The next Chrysler 300 could be front-wheel drive


Fiat-Chrysler’s CEO, Sergio Marchionne, has thrown a cat among the pigeons this week at an event at the automaker’s Windsor, Ontario plant. Chrysler’s 300 could switch from its current rear-drive layout to a front-drive-based architecture shared with the new Pacifica minivan. The current model 300, which is loosely based on an old Mercedes-Benz platform, is due for replacement sometime beyond 2019.

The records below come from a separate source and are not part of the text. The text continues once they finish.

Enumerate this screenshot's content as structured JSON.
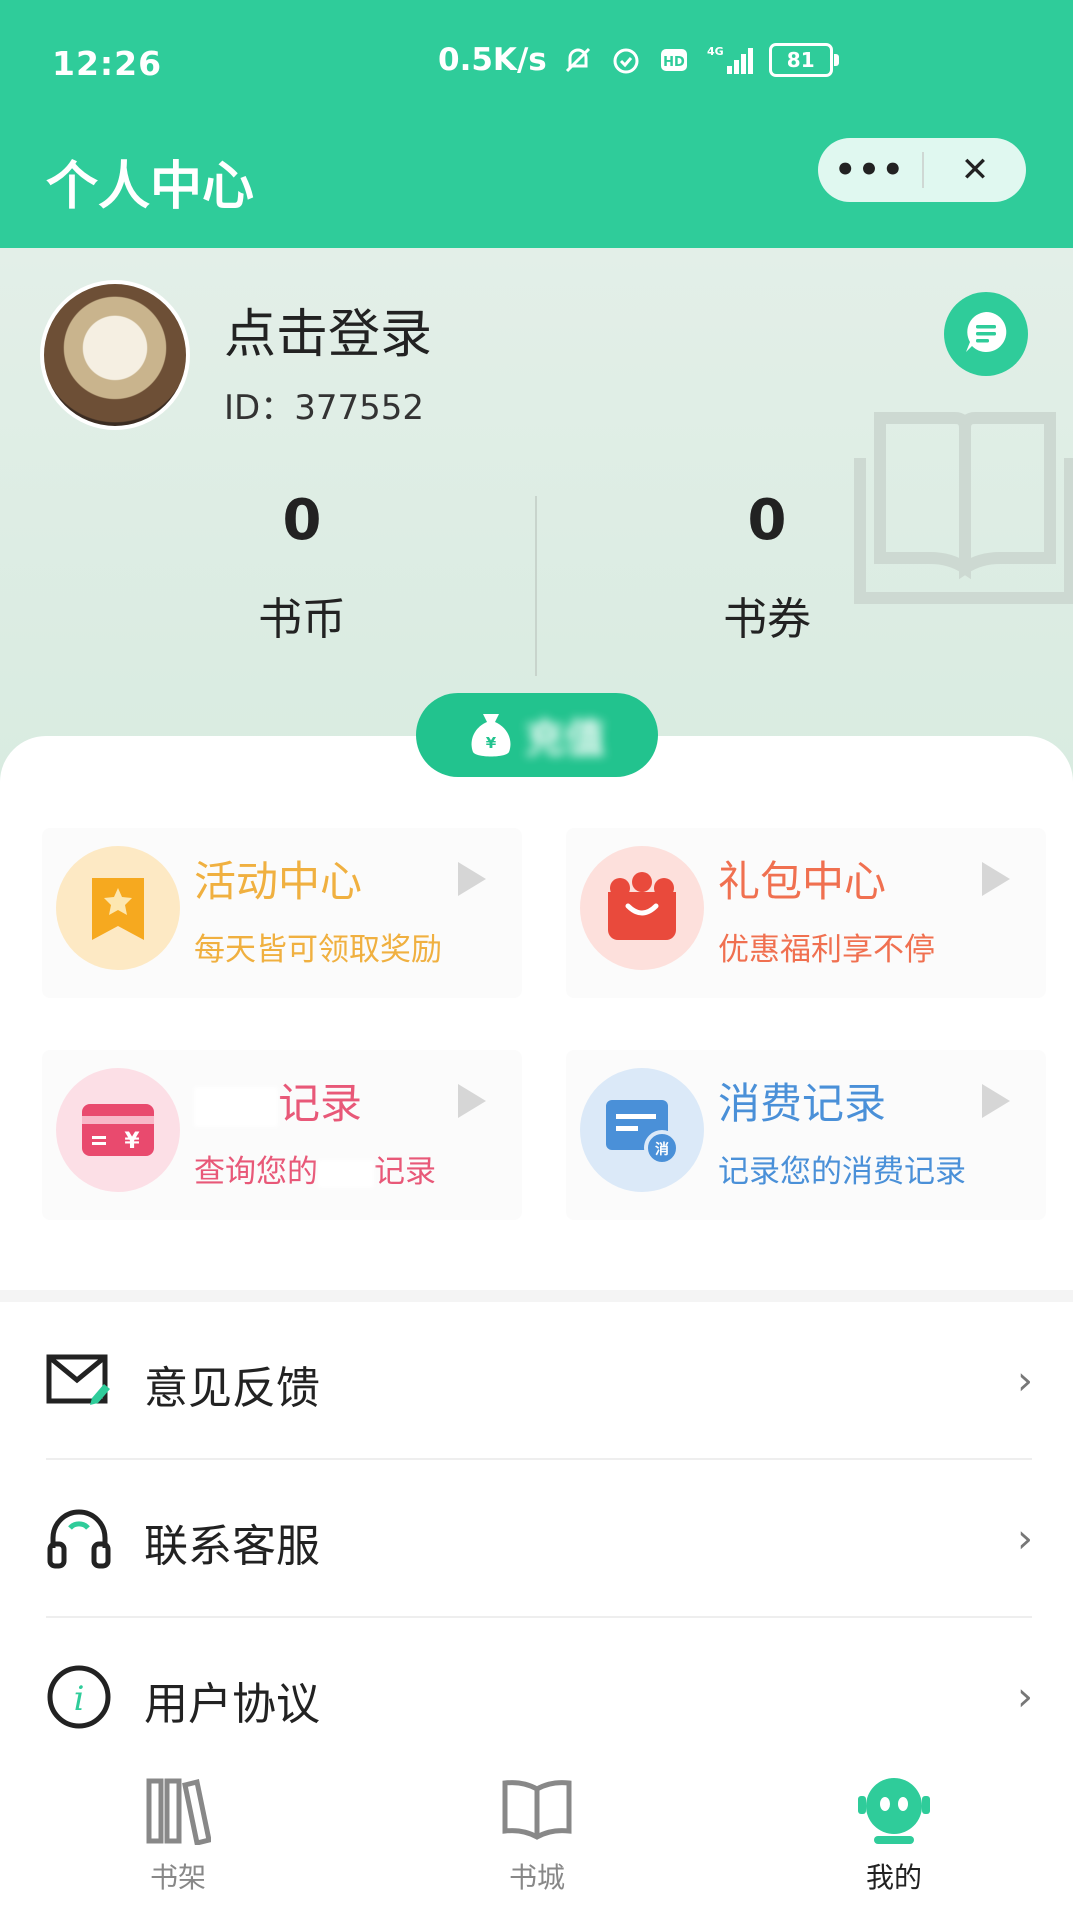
{
  "status_bar": {
    "time": "12:26",
    "speed": "0.5K/s",
    "network": "4G",
    "battery": "81"
  },
  "header": {
    "title": "个人中心",
    "more_label": "•••",
    "close_label": "✕"
  },
  "profile": {
    "login_text": "点击登录",
    "user_id": "ID：377552"
  },
  "stats": [
    {
      "value": "0",
      "label": "书币"
    },
    {
      "value": "0",
      "label": "书券"
    }
  ],
  "recharge_label": "充值",
  "cards": [
    {
      "title": "活动中心",
      "subtitle": "每天皆可领取奖励",
      "color": "#f0b040",
      "icon": "star-bookmark-icon"
    },
    {
      "title": "礼包中心",
      "subtitle": "优惠福利享不停",
      "color": "#f07050",
      "icon": "gift-basket-icon"
    },
    {
      "title": "记录",
      "subtitle_prefix": "查询您的",
      "subtitle_suffix": "记录",
      "color": "#e85878",
      "icon": "recharge-card-icon"
    },
    {
      "title": "消费记录",
      "subtitle": "记录您的消费记录",
      "color": "#4a90d8",
      "icon": "consume-record-icon"
    }
  ],
  "menu": [
    {
      "label": "意见反馈",
      "icon": "mail-feedback-icon"
    },
    {
      "label": "联系客服",
      "icon": "headset-icon"
    },
    {
      "label": "用户协议",
      "icon": "info-icon"
    }
  ],
  "tabs": [
    {
      "label": "书架",
      "icon": "bookshelf-icon"
    },
    {
      "label": "书城",
      "icon": "open-book-icon"
    },
    {
      "label": "我的",
      "icon": "robot-face-icon",
      "active": true
    }
  ],
  "colors": {
    "brand": "#2fcc9a",
    "profile_bg": "#e3efe8"
  }
}
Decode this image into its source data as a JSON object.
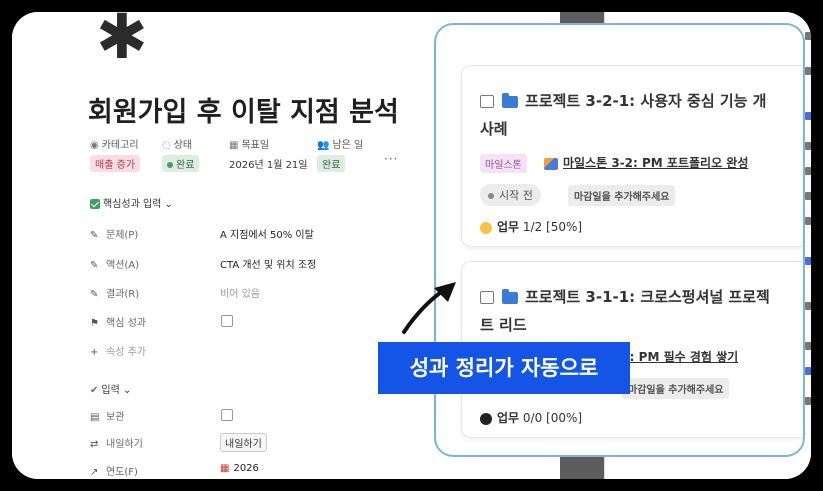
{
  "page": {
    "icon_glyph": "✱",
    "title": "회원가입 후 이탈 지점 분석",
    "property_headers": [
      {
        "icon": "◉",
        "label": "카테고리"
      },
      {
        "icon": "◌",
        "label": "상태"
      },
      {
        "icon": "▦",
        "label": "목표일"
      },
      {
        "icon": "👥",
        "label": "남은 일"
      }
    ],
    "category_tag": "매출 증가",
    "status_tag": "완료",
    "target_date": "2026년 1월 21일",
    "remaining_tag": "완료",
    "more": "···",
    "section_core": "핵심성과 입력 ⌄",
    "rows": [
      {
        "icon": "✎",
        "label": "문제(P)",
        "value": "A 지점에서 50% 이탈"
      },
      {
        "icon": "✎",
        "label": "액션(A)",
        "value": "CTA 개선 및 위치 조정"
      },
      {
        "icon": "✎",
        "label": "결과(R)",
        "value": "비어 있음"
      },
      {
        "icon": "⚑",
        "label": "핵심 성과",
        "value": ""
      }
    ],
    "add_property": "속성 추가",
    "section_input": "입력 ⌄",
    "rows2": [
      {
        "icon": "▤",
        "label": "보관"
      },
      {
        "icon": "⇄",
        "label": "내일하기",
        "button": "내일하기"
      },
      {
        "icon": "↗",
        "label": "연도(F)",
        "value": "2026"
      }
    ]
  },
  "cards": [
    {
      "title_line1": "프로젝트 3-2-1: 사용자 중심 기능 개",
      "title_line2": "사례",
      "milestone_tag": "마일스톤",
      "milestone_link": "마일스톤 3-2: PM 포트폴리오 완성",
      "status": "시작 전",
      "deadline": "마감일을 추가해주세요",
      "task_label": "업무",
      "task_progress": "1/2 [50%]",
      "task_color": "#f5c447"
    },
    {
      "title_line1": "프로젝트 3-1-1: 크로스펑셔널 프로젝",
      "title_line2": "트 리드",
      "milestone_link_partial": "3-1: PM 필수 경험 쌓기",
      "deadline": "마감일을 추가해주세요",
      "task_label": "업무",
      "task_progress": "0/0 [00%]",
      "task_color": "#222222"
    }
  ],
  "caption": "성과 정리가 자동으로",
  "colors": {
    "accent_blue": "#1455e6",
    "zoom_border": "#5cc6c4"
  }
}
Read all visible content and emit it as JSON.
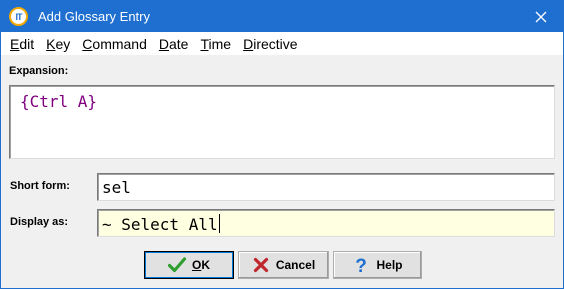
{
  "window": {
    "title": "Add Glossary Entry",
    "app_icon_text": "IT"
  },
  "menu": {
    "items": [
      {
        "label_ul": "E",
        "label_rest": "dit"
      },
      {
        "label_ul": "K",
        "label_rest": "ey"
      },
      {
        "label_ul": "C",
        "label_rest": "ommand"
      },
      {
        "label_ul": "D",
        "label_rest": "ate"
      },
      {
        "label_ul": "T",
        "label_rest": "ime"
      },
      {
        "label_ul": "D",
        "label_rest": "irective"
      }
    ]
  },
  "form": {
    "expansion_label": "Expansion:",
    "expansion_value": "{Ctrl A}",
    "short_form_label": "Short form:",
    "short_form_value": "sel",
    "display_as_label": "Display as:",
    "display_as_value": "~ Select All"
  },
  "buttons": {
    "ok": {
      "ul": "O",
      "rest": "K"
    },
    "cancel": {
      "label": "Cancel"
    },
    "help": {
      "label": "Help"
    }
  },
  "colors": {
    "titlebar": "#1e6fd0",
    "expansion_text": "#800080",
    "display_field_bg": "#ffffe1",
    "ok_check": "#2e9e2e",
    "cancel_x": "#c0272d",
    "help_q": "#1e6fd0"
  }
}
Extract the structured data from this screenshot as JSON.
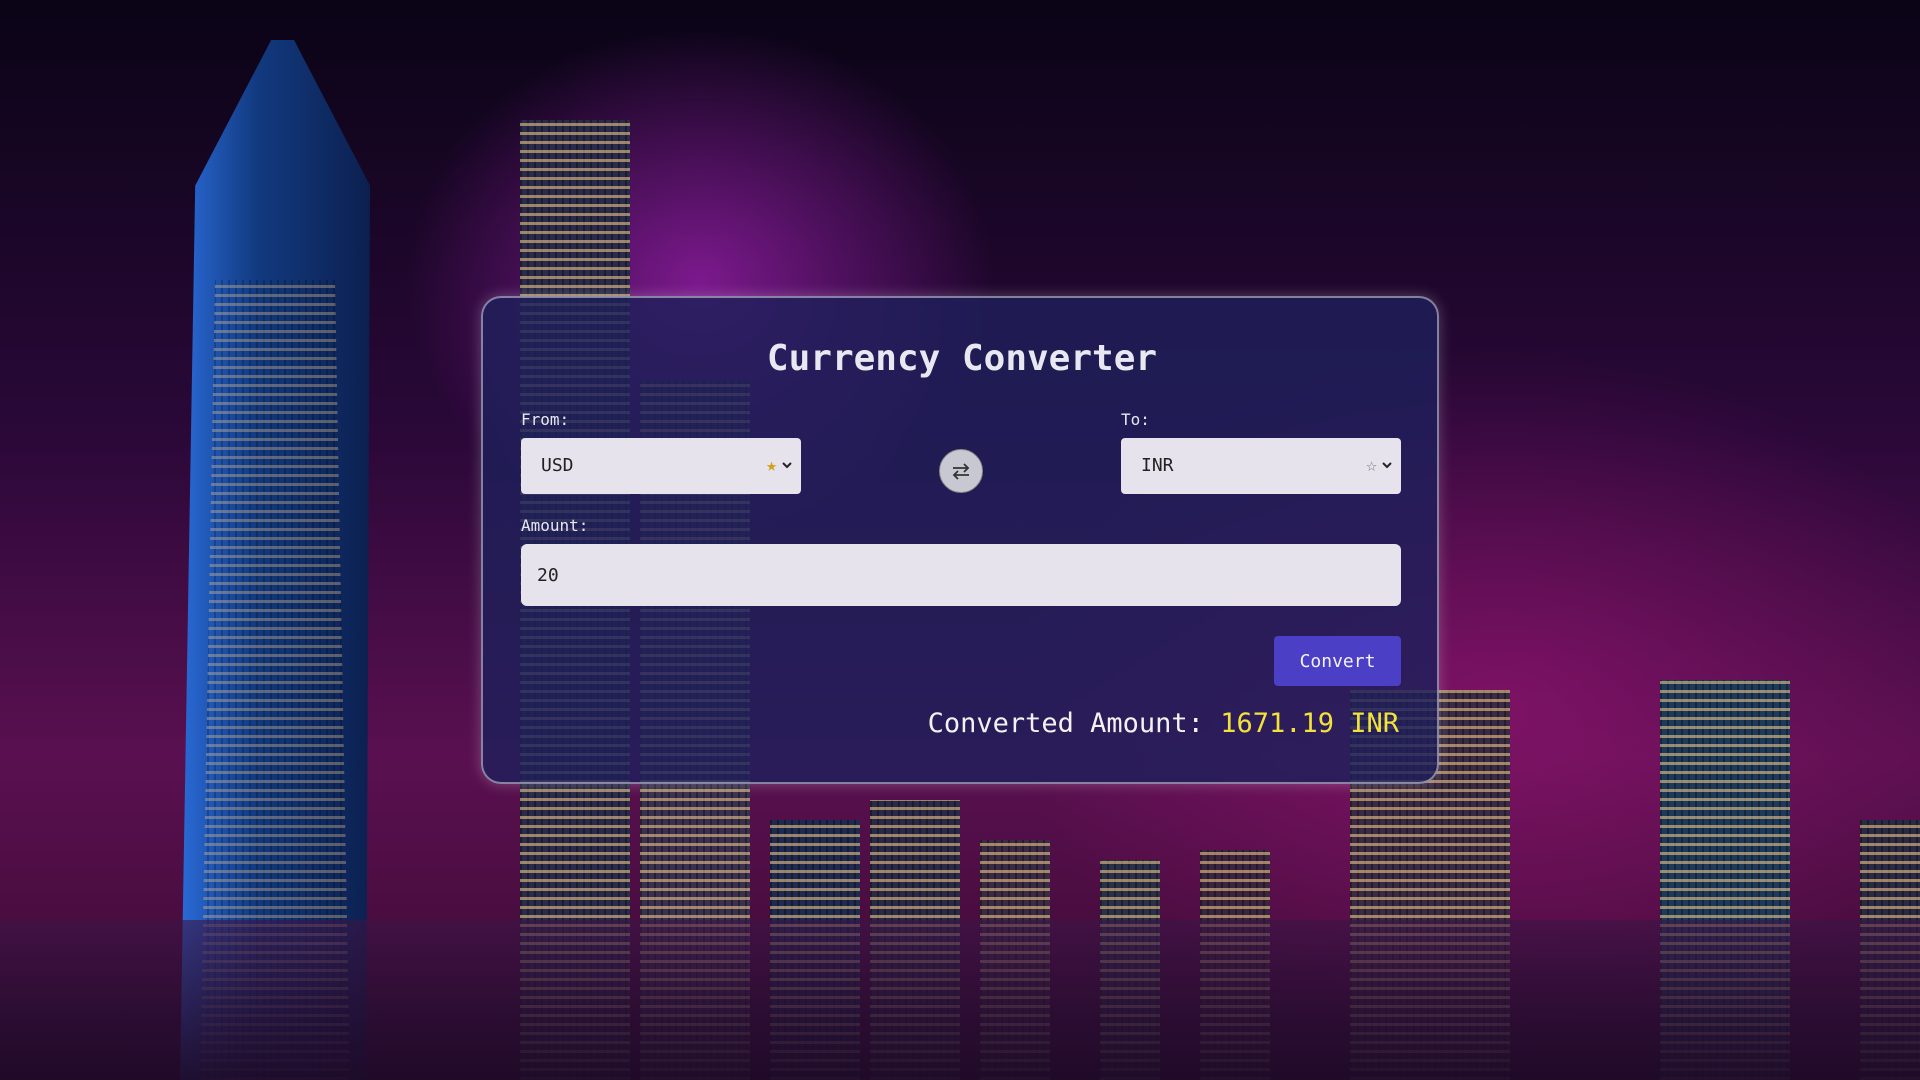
{
  "converter": {
    "title": "Currency Converter",
    "from_label": "From:",
    "from_value": "USD",
    "from_favorite": true,
    "to_label": "To:",
    "to_value": "INR",
    "to_favorite": false,
    "amount_label": "Amount:",
    "amount_value": "20",
    "convert_label": "Convert",
    "result_label": "Converted Amount:",
    "result_value": "1671.19 INR"
  },
  "icons": {
    "from_star": "star-filled-icon",
    "to_star": "star-outline-icon",
    "swap": "swap-arrows-icon",
    "dropdown": "chevron-down-icon"
  },
  "colors": {
    "accent_button": "#4b3fc6",
    "result_value": "#f2e23a",
    "favorite_star": "#d4a017",
    "panel": "#1e205a"
  }
}
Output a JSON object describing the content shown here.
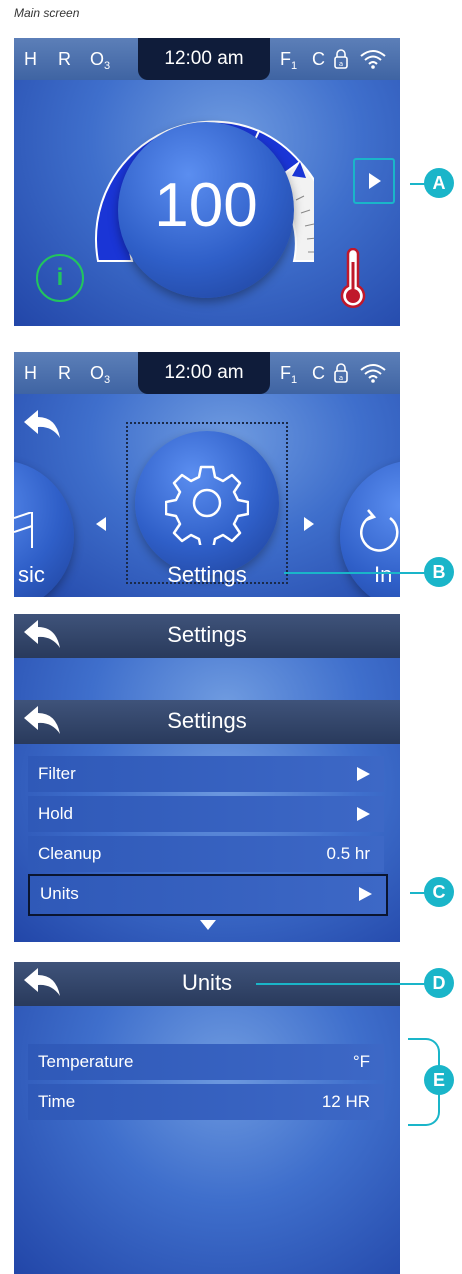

We know that the Dodge Charger, the 300’s mechanical twin, would also be replaced around the same time, but reports differ on whether or not it would get a version of Fiat-Chrysler’s newest rear-drive platform, the one that underpins the Alfa Romeo Giulia. Financially it certainly makes some sense to borrow the Pacifica’s front-drive platform to the 300, due to greater economies of scale, and it would also lighten the sedan thereby improving its fuel efficiency. But it would also pretty much kill any possibility that the big Chrysler keeps its V8 engine option. Which brings us back to the Giulia’s rear-drive platform, which could enable Chrysler to keep the 300’s V8 power.

Next to issues of image, Fiat-Chrysler faces a few challenges in transitioning its full-size cars to a front-drive platform, namely where to built such vehicles. Today, the rear-drive 300 and its Dodge siblings are assembled at the automaker’s aging Brampton, Ontario plant. According to Automotive News, modernizing the Brampton facility could cost $1 billion, a potentially necessary step given that the Windsor plant where the Pacifica is built likely won’t have the capacity to also build a sedan. Marchionne did mention that, as soon as the outgoing Dodge Caravan is phased out of production, Windsor would have room for another product, but that most likely will be the full-size, three-row crossover (also built on the Pacifica platform) due in Chrysler showrooms around 2018. At this point, FCA seems unsure how to proceed with the 300 and its related Dodge products—a task no doubt made more difficult by the fact that the market for large sedans is in decline.

We wouldn’t be surprised to see them fade away altogether.